**Task requirements:** Every line of the listing is returned unchanged, and every picture is dropped.

**Record set:**
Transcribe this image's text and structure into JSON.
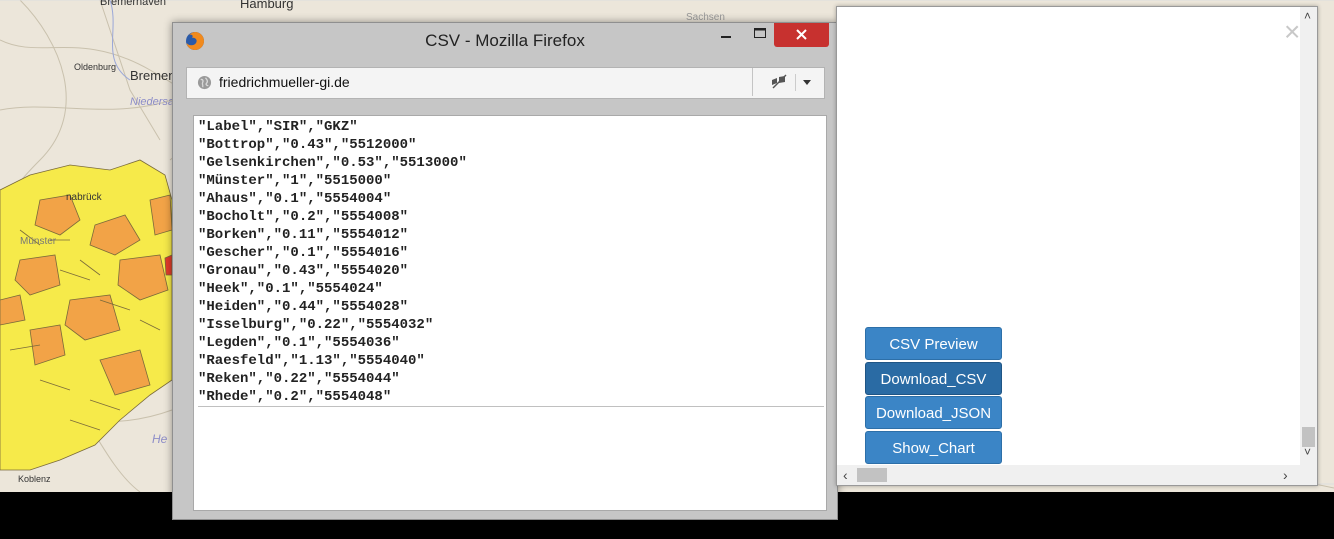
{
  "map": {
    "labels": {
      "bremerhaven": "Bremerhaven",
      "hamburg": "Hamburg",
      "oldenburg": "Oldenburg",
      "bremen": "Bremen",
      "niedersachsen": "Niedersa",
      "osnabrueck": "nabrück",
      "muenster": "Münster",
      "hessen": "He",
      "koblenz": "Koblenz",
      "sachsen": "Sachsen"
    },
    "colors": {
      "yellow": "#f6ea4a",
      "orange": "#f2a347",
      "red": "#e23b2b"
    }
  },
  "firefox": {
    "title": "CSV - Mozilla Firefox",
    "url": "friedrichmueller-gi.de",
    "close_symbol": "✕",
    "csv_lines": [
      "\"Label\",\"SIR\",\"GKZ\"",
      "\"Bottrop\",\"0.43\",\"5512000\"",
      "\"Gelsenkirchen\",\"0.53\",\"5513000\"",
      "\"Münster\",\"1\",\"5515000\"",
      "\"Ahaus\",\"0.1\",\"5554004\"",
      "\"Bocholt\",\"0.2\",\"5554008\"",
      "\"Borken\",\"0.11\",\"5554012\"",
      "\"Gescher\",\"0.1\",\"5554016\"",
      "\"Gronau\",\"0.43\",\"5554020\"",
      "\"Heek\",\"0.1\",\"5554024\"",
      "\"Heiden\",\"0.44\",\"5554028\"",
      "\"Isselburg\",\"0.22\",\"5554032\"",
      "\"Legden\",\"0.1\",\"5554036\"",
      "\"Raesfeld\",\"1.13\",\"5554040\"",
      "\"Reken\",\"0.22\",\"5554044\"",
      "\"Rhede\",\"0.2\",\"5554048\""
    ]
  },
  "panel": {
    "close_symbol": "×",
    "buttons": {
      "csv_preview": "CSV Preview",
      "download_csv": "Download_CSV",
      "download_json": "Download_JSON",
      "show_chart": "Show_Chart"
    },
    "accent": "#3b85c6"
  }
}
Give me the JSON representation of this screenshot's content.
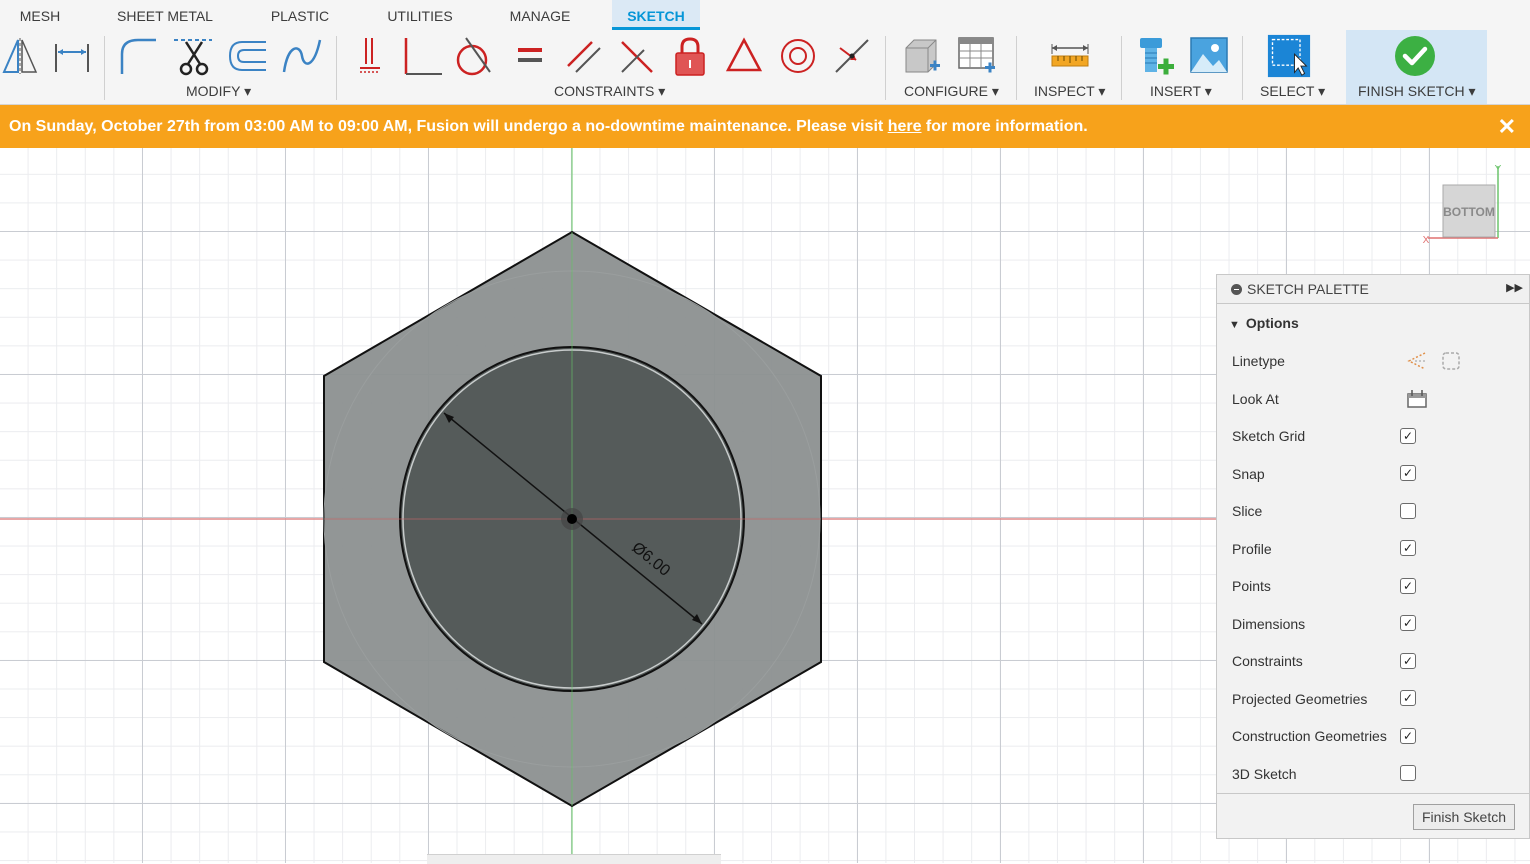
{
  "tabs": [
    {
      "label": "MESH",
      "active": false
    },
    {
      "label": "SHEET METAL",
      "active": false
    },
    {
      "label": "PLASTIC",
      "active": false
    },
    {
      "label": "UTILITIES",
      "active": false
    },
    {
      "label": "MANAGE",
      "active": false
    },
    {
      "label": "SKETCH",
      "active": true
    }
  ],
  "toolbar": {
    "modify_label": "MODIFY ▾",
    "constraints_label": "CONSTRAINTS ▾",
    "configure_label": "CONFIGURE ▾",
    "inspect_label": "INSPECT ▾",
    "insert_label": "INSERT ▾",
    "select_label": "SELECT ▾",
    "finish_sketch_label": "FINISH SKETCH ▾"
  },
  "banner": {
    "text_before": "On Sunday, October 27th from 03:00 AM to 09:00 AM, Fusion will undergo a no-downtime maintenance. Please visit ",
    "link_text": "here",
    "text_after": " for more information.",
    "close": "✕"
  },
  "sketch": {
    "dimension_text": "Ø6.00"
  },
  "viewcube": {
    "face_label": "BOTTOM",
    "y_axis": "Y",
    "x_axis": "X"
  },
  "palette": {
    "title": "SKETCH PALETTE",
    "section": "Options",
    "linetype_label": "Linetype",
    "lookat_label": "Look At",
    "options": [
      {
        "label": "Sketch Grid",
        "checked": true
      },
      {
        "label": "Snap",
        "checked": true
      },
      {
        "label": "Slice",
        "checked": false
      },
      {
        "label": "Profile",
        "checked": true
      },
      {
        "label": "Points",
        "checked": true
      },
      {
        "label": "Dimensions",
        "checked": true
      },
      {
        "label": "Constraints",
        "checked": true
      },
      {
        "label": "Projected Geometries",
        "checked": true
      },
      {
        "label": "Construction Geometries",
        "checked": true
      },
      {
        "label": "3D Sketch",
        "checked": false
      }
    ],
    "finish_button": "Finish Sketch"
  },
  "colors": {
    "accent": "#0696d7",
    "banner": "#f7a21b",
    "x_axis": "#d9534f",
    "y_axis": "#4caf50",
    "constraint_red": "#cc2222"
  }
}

**Task result:**
Transcribe this image's text and structure into JSON.
{
  "map": {
    "labels": {
      "bremerhaven": "Bremerhaven",
      "hamburg": "Hamburg",
      "oldenburg": "Oldenburg",
      "bremen": "Bremen",
      "niedersachsen": "Niedersa",
      "osnabrueck": "nabrück",
      "muenster": "Münster",
      "hessen": "He",
      "koblenz": "Koblenz",
      "sachsen": "Sachsen"
    },
    "colors": {
      "yellow": "#f6ea4a",
      "orange": "#f2a347",
      "red": "#e23b2b"
    }
  },
  "firefox": {
    "title": "CSV - Mozilla Firefox",
    "url": "friedrichmueller-gi.de",
    "close_symbol": "✕",
    "csv_lines": [
      "\"Label\",\"SIR\",\"GKZ\"",
      "\"Bottrop\",\"0.43\",\"5512000\"",
      "\"Gelsenkirchen\",\"0.53\",\"5513000\"",
      "\"Münster\",\"1\",\"5515000\"",
      "\"Ahaus\",\"0.1\",\"5554004\"",
      "\"Bocholt\",\"0.2\",\"5554008\"",
      "\"Borken\",\"0.11\",\"5554012\"",
      "\"Gescher\",\"0.1\",\"5554016\"",
      "\"Gronau\",\"0.43\",\"5554020\"",
      "\"Heek\",\"0.1\",\"5554024\"",
      "\"Heiden\",\"0.44\",\"5554028\"",
      "\"Isselburg\",\"0.22\",\"5554032\"",
      "\"Legden\",\"0.1\",\"5554036\"",
      "\"Raesfeld\",\"1.13\",\"5554040\"",
      "\"Reken\",\"0.22\",\"5554044\"",
      "\"Rhede\",\"0.2\",\"5554048\""
    ]
  },
  "panel": {
    "close_symbol": "×",
    "buttons": {
      "csv_preview": "CSV Preview",
      "download_csv": "Download_CSV",
      "download_json": "Download_JSON",
      "show_chart": "Show_Chart"
    },
    "accent": "#3b85c6"
  }
}
Give me the JSON representation of this screenshot's content.
{
  "tabs": [
    {
      "label": "MESH",
      "active": false
    },
    {
      "label": "SHEET METAL",
      "active": false
    },
    {
      "label": "PLASTIC",
      "active": false
    },
    {
      "label": "UTILITIES",
      "active": false
    },
    {
      "label": "MANAGE",
      "active": false
    },
    {
      "label": "SKETCH",
      "active": true
    }
  ],
  "toolbar": {
    "modify_label": "MODIFY ▾",
    "constraints_label": "CONSTRAINTS ▾",
    "configure_label": "CONFIGURE ▾",
    "inspect_label": "INSPECT ▾",
    "insert_label": "INSERT ▾",
    "select_label": "SELECT ▾",
    "finish_sketch_label": "FINISH SKETCH ▾"
  },
  "banner": {
    "text_before": "On Sunday, October 27th from 03:00 AM to 09:00 AM, Fusion will undergo a no-downtime maintenance. Please visit ",
    "link_text": "here",
    "text_after": " for more information.",
    "close": "✕"
  },
  "sketch": {
    "dimension_text": "Ø6.00"
  },
  "viewcube": {
    "face_label": "BOTTOM",
    "y_axis": "Y",
    "x_axis": "X"
  },
  "palette": {
    "title": "SKETCH PALETTE",
    "section": "Options",
    "linetype_label": "Linetype",
    "lookat_label": "Look At",
    "options": [
      {
        "label": "Sketch Grid",
        "checked": true
      },
      {
        "label": "Snap",
        "checked": true
      },
      {
        "label": "Slice",
        "checked": false
      },
      {
        "label": "Profile",
        "checked": true
      },
      {
        "label": "Points",
        "checked": true
      },
      {
        "label": "Dimensions",
        "checked": true
      },
      {
        "label": "Constraints",
        "checked": true
      },
      {
        "label": "Projected Geometries",
        "checked": true
      },
      {
        "label": "Construction Geometries",
        "checked": true
      },
      {
        "label": "3D Sketch",
        "checked": false
      }
    ],
    "finish_button": "Finish Sketch"
  },
  "colors": {
    "accent": "#0696d7",
    "banner": "#f7a21b",
    "x_axis": "#d9534f",
    "y_axis": "#4caf50",
    "constraint_red": "#cc2222"
  }
}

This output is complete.